→ ASSIGNMENT: Pick each line that has "title" out of the records.
═════ RECORDS FOR THE EXERCISE
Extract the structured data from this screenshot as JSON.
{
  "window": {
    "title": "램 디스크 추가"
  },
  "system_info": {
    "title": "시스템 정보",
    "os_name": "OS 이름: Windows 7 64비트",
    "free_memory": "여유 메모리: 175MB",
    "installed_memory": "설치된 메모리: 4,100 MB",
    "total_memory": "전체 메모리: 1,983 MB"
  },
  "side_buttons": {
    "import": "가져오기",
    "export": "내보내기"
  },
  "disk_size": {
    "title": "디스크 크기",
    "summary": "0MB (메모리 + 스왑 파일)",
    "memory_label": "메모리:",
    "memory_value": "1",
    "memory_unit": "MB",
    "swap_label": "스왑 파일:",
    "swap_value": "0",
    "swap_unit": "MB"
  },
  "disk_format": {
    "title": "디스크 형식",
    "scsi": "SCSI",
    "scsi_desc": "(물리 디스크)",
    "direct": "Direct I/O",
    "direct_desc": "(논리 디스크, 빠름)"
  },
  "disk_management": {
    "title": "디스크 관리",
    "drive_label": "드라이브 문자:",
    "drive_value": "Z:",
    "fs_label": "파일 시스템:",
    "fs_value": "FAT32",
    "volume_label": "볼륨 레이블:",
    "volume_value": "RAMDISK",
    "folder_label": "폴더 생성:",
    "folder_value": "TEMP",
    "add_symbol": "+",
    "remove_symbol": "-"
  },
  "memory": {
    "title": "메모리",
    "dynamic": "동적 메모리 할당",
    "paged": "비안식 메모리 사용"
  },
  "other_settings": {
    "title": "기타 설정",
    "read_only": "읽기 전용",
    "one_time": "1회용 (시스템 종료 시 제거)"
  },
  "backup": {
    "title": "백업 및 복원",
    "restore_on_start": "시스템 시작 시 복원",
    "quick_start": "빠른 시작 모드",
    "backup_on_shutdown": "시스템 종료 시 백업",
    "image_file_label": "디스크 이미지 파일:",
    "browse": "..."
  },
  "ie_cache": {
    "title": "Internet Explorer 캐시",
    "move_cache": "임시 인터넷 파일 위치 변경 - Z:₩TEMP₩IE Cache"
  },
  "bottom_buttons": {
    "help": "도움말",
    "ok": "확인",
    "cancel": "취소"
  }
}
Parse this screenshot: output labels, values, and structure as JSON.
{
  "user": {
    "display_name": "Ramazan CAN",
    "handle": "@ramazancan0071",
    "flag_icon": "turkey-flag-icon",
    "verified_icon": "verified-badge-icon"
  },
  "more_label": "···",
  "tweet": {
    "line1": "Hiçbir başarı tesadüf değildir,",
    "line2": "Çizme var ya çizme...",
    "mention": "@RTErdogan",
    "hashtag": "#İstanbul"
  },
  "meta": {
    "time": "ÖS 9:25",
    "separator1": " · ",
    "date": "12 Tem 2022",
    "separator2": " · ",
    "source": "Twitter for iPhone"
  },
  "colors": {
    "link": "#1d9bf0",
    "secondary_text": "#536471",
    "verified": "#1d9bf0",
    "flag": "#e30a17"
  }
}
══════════
→ SOLUTION TO THIS TASK:
    "title": "램 디스크 추가"
    "title": "시스템 정보",
    "title": "디스크 크기",
    "title": "디스크 형식",
    "title": "디스크 관리",
    "title": "메모리",
    "title": "기타 설정",
    "title": "백업 및 복원",
    "title": "Internet Explorer 캐시",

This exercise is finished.